NASA's Swift Looks To Comets For A Cool View.
ScienceDaily (Dec. 3, 2008) — NASA's Swift Gamma-ray Explorer satellite rocketed into space in 2004 on a mission to study some of the highest-energy events in the universe. The spacecraft has detected more than 380 gamma-ray bursts, fleeting flares that likely signal the birth of a black hole in the distant universe. In that time, Swift also has observed 80 exploding stars and studied six comets.Comets are dirty snowballs? I wonder why they haven't melted in the sun during the past million years. It looks more like a unicorn than a snowball.
Comets? ... Comets are "dirty snowballs" made of frozen gases mixed with dust.
X-rays come from superhot plasmas.Eureka!!!
What do cold comets have in common with exploding stars or the birth of black holes?Good question. I suspect either plasma or else absolutely nothing.
"It was a big surprise in 1996 when the NASA-European ROSAT mission showed that comet Hyakutake was emitting X-rays," says Dennis Bodewits, a NASA Postdoctural Fellow at the Goddard Space Flight Center in Greenbelt, Md. "After that discovery, astronomers searched through ROSAT archives. It turns out that most comets emit X-rays when they come within about three times Earth's distance from the sun."Hmmm, they emit x-rays but they don't melt. Sounds like the snowballs I know. A database full of comets observed and every time they emit x-rays it's a surprise? When will it stop being a surprise?
Bodewits is working with the Swift team at NASA's Goddard Space Flight Center in Greenbelt, Md., to study comets using data from the spacecraft's Ultraviolet/Optical Telescope (UVOT) and X-Ray Telescope (XRT). "Swift is an excellent platform for studying dynamic processes in comets," he says.Plasma? What's that all about? Ah nevermind, just forget it. Let's talk about gravity some more.
Ultraviolet wavelengths let astronomers identify the chemical composition of the comet's atmosphere, observe the structure of dust emission, and identify the rotation of the comet's icy nucleus.

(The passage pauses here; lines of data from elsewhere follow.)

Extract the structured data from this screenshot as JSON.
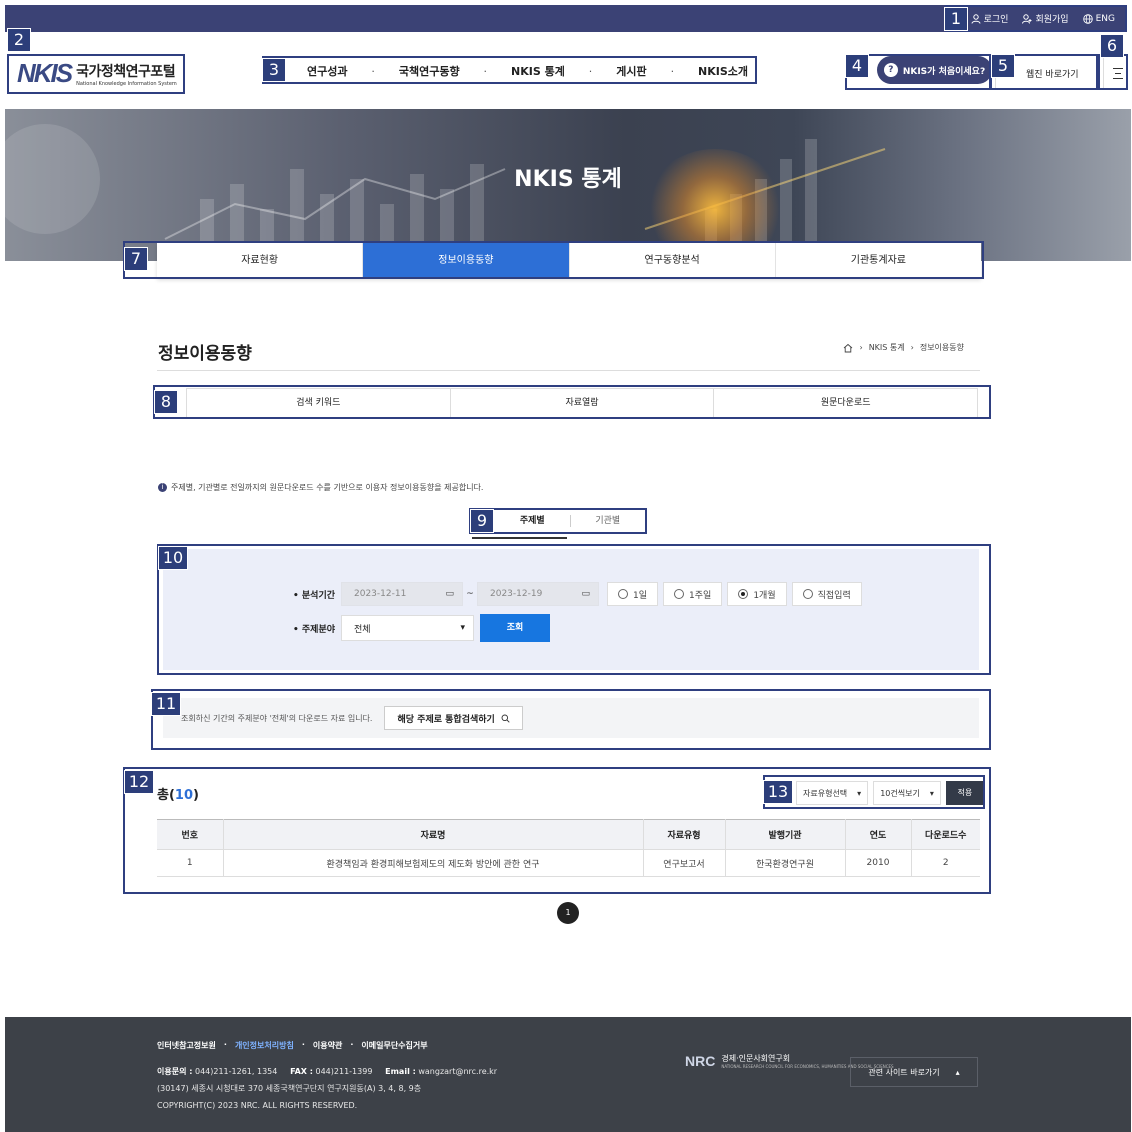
{
  "topbar": {
    "login": "로그인",
    "signup": "회원가입",
    "lang": "ENG"
  },
  "logo": {
    "mark": "NKIS",
    "title_ko": "국가정책연구포털",
    "title_en": "National Knowledge Information System"
  },
  "gnb": [
    "연구성과",
    "국책연구동향",
    "NKIS 통계",
    "게시판",
    "NKIS소개"
  ],
  "header": {
    "first_visit": "NKIS가 처음이세요?",
    "webzine": "웹진 바로가기"
  },
  "hero": {
    "title": "NKIS 통계"
  },
  "subtabs": [
    {
      "label": "자료현황",
      "active": false
    },
    {
      "label": "정보이용동향",
      "active": true
    },
    {
      "label": "연구동향분석",
      "active": false
    },
    {
      "label": "기관통계자료",
      "active": false
    }
  ],
  "page": {
    "title": "정보이용동향",
    "breadcrumb": [
      "NKIS 통계",
      "정보이용동향"
    ]
  },
  "innertabs": [
    "검색 키워드",
    "자료열람",
    "원문다운로드"
  ],
  "notice": "주제별, 기관별로 전일까지의 원문다운로드 수를 기반으로 이용자 정보이용동향을 제공합니다.",
  "toggle": {
    "subject": "주제별",
    "institution": "기관별"
  },
  "search": {
    "period_label": "• 분석기간",
    "start_date": "2023-12-11",
    "end_date": "2023-12-19",
    "tilde": "~",
    "ranges": [
      {
        "label": "1일",
        "checked": false
      },
      {
        "label": "1주일",
        "checked": false
      },
      {
        "label": "1개월",
        "checked": true
      },
      {
        "label": "직접입력",
        "checked": false
      }
    ],
    "field_label": "• 주제분야",
    "field_value": "전체",
    "search_button": "조회"
  },
  "result_info": {
    "text": "조회하신 기간의 주제분야 '전체'의 다운로드 자료 입니다.",
    "button": "해당 주제로 통합검색하기"
  },
  "results": {
    "total_prefix": "총(",
    "total_count": "10",
    "total_suffix": ")",
    "type_filter": "자료유형선택",
    "page_size": "10건씩보기",
    "apply": "적용",
    "columns": [
      "번호",
      "자료명",
      "자료유형",
      "발행기관",
      "연도",
      "다운로드수"
    ],
    "rows": [
      [
        "1",
        "환경책임과 환경피해보험제도의 제도화 방안에 관한 연구",
        "연구보고서",
        "한국환경연구원",
        "2010",
        "2"
      ]
    ]
  },
  "pagination": {
    "current": "1"
  },
  "footer": {
    "links": [
      "인터넷참고정보원",
      "개인정보처리방침",
      "이용약관",
      "이메일무단수집거부"
    ],
    "contact_label": "이용문의 :",
    "contact_value": "044)211-1261, 1354",
    "fax_label": "FAX :",
    "fax_value": "044)211-1399",
    "email_label": "Email :",
    "email_value": "wangzart@nrc.re.kr",
    "address": "(30147) 세종시 시청대로 370 세종국책연구단지 연구지원동(A) 3, 4, 8, 9층",
    "copyright": "COPYRIGHT(C) 2023 NRC. ALL RIGHTS RESERVED.",
    "nrc_name": "경제·인문사회연구회",
    "nrc_en": "NATIONAL RESEARCH COUNCIL FOR ECONOMICS, HUMANITIES AND SOCIAL SCIENCES",
    "nrc_mark": "NRC",
    "related_sites": "관련 사이트 바로가기"
  },
  "markers": [
    "1",
    "2",
    "3",
    "4",
    "5",
    "6",
    "7",
    "8",
    "9",
    "10",
    "11",
    "12",
    "13"
  ],
  "colors": {
    "navy": "#3b4275",
    "active_tab": "#2d6fd6",
    "search_button": "#1776e0",
    "search_panel": "#ebeef9",
    "footer": "#3d4148"
  }
}
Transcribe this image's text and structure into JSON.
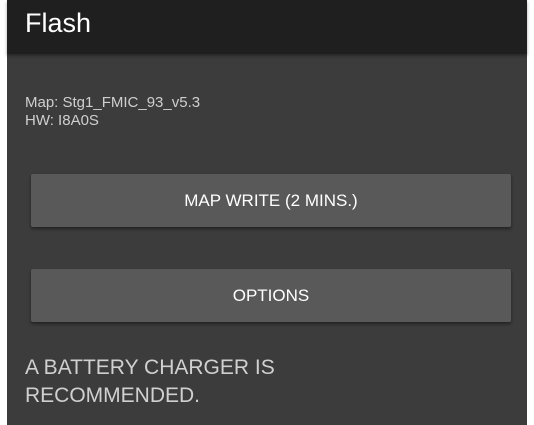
{
  "screen": {
    "title": "Flash"
  },
  "info": {
    "map_line": "Map: Stg1_FMIC_93_v5.3",
    "hw_line": "HW: I8A0S"
  },
  "buttons": {
    "map_write_label": "MAP WRITE (2 MINS.)",
    "options_label": "OPTIONS"
  },
  "notice": {
    "line1": "A BATTERY CHARGER IS",
    "line2": "RECOMMENDED."
  },
  "colors": {
    "background": "#3c3c3c",
    "titlebar": "#1f1f1f",
    "button": "#595959"
  }
}
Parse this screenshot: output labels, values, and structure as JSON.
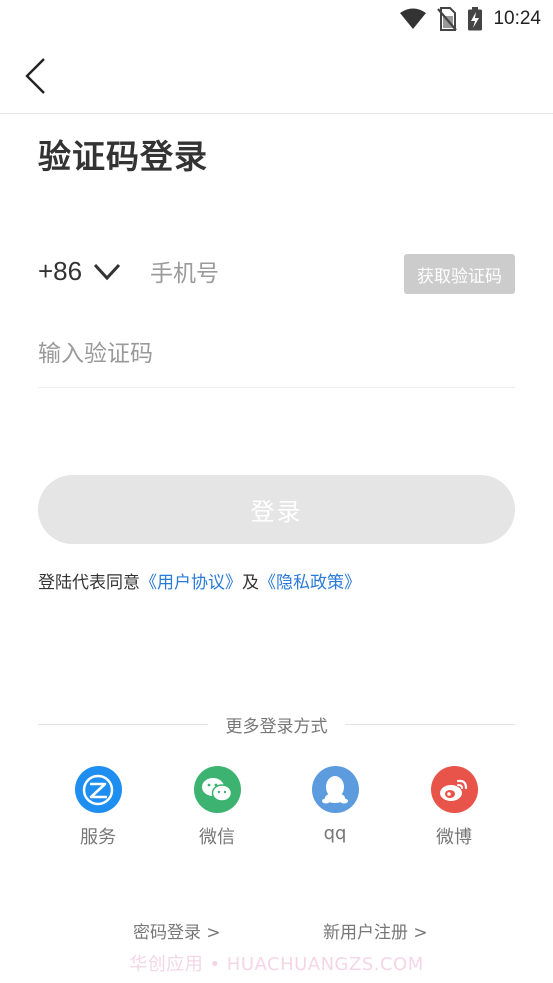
{
  "status_bar": {
    "time": "10:24",
    "icons": [
      "wifi-icon",
      "no-sim-icon",
      "battery-charging-icon"
    ]
  },
  "navbar": {
    "back_icon": "chevron-left-icon"
  },
  "title": "验证码登录",
  "phone": {
    "country_code": "+86",
    "placeholder": "手机号",
    "get_code_label": "获取验证码"
  },
  "code": {
    "placeholder": "输入验证码"
  },
  "login_button": "登录",
  "agreement": {
    "prefix": "登陆代表同意",
    "user_agreement": "《用户协议》",
    "conjunction": "及",
    "privacy_policy": "《隐私政策》"
  },
  "more_login": {
    "title": "更多登录方式",
    "options": [
      {
        "label": "服务",
        "icon": "service-icon",
        "color": "#1f8ef1"
      },
      {
        "label": "微信",
        "icon": "wechat-icon",
        "color": "#3cb371"
      },
      {
        "label": "qq",
        "icon": "qq-icon",
        "color": "#5b9bde"
      },
      {
        "label": "微博",
        "icon": "weibo-icon",
        "color": "#e8534a"
      }
    ]
  },
  "bottom_links": {
    "password_login": "密码登录 >",
    "register": "新用户注册 >"
  },
  "watermark": "华创应用 • HUACHUANGZS.COM"
}
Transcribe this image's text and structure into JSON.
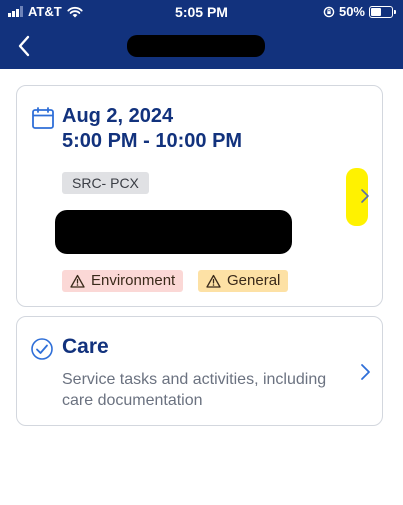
{
  "status_bar": {
    "carrier": "AT&T",
    "time": "5:05 PM",
    "battery": "50%",
    "battery_level": 0.5
  },
  "header": {
    "back_icon": "chevron-left-icon"
  },
  "shift_card": {
    "date": "Aug 2, 2024",
    "time_range": "5:00 PM - 10:00 PM",
    "code": "SRC- PCX",
    "tags": [
      {
        "label": "Environment",
        "icon": "warning-icon",
        "color": "#fbd8d6"
      },
      {
        "label": "General",
        "icon": "warning-icon",
        "color": "#fde1a5"
      }
    ]
  },
  "care_card": {
    "title": "Care",
    "description": "Service tasks and activities, including care documentation",
    "icon": "check-circle-icon"
  },
  "colors": {
    "header_bg": "#12327d",
    "accent": "#2f6fd8",
    "highlight": "#fff200"
  }
}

X-rays reveal the structure of the comet's gas and the state of the solar wind, a stream of charged particles that flows from the sun at speeds upwards of 900,000 mph.
Swift's UVOT captured a striking sequence that shows unresolved blobs of dust trailing from a crumbling comet.Dust or plasma? Must be dust.